[F]illed only with preconceived ideas, I felt the need to experience, first hand, the streets of Southern Africa. This decision was influenced by a profound sense of guilt, as I considered the regions exploited by Western societies. As famine, poverty and civil wars continue to play out on the world media, one feels that little has altered in this vast continent and the future of Africa seems inexorably rooted in its past.
However, the recent increased exposure of the population to “Westernisation” is encouraging a profound change. Zambia seemed to me a promising country to explore as, in 1964, it gained its independence from the British Empire and the World Bank recently re-classified the nation as a middle-income country.
During this road trip, my initial ideas that brought me to Zambia have evolved, demonstrating an individual need to travel the world, and to challenge the illusion conveyed by the Internet that the world is becoming smaller and smaller. The vastness of Gaia cannot be felt or imagined via the Internet.

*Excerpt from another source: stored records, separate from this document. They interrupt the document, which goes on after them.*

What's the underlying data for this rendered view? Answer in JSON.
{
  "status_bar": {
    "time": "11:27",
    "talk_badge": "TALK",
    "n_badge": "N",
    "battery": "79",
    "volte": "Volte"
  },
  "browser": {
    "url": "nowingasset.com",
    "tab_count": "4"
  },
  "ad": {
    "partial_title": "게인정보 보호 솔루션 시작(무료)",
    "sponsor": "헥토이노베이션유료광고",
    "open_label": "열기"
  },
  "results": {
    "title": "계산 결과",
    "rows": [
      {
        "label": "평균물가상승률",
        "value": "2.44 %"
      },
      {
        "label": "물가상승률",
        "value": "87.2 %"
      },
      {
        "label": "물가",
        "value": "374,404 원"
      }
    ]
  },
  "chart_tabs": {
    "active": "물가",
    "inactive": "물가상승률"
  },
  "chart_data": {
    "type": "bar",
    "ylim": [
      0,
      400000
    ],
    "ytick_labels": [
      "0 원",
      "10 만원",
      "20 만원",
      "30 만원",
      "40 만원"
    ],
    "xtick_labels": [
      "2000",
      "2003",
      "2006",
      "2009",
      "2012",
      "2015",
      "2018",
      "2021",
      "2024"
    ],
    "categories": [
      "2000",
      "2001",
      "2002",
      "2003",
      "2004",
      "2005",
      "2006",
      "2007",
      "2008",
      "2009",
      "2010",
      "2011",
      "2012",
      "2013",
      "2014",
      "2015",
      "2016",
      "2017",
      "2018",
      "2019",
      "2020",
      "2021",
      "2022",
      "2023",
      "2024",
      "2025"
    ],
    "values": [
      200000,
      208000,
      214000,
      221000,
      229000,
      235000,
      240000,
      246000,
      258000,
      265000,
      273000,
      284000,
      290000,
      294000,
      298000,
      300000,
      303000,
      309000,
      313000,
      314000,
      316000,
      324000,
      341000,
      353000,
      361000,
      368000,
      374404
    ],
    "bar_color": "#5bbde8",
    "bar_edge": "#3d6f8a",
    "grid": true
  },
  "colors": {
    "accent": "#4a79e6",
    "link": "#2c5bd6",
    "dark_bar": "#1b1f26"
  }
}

Photography is still my best excuse to establish a relation with the unfamiliar and it is my preferred medium to record this interaction. Furthermore, photography is considered as a tool not to make statements about what is right or wrong, but to pose questions which aim to promote cultural debates and echoes of tweets.
(Alessandro Rota | A Neocolonialist’s Diary, PRIVATE 56, pages 72-75)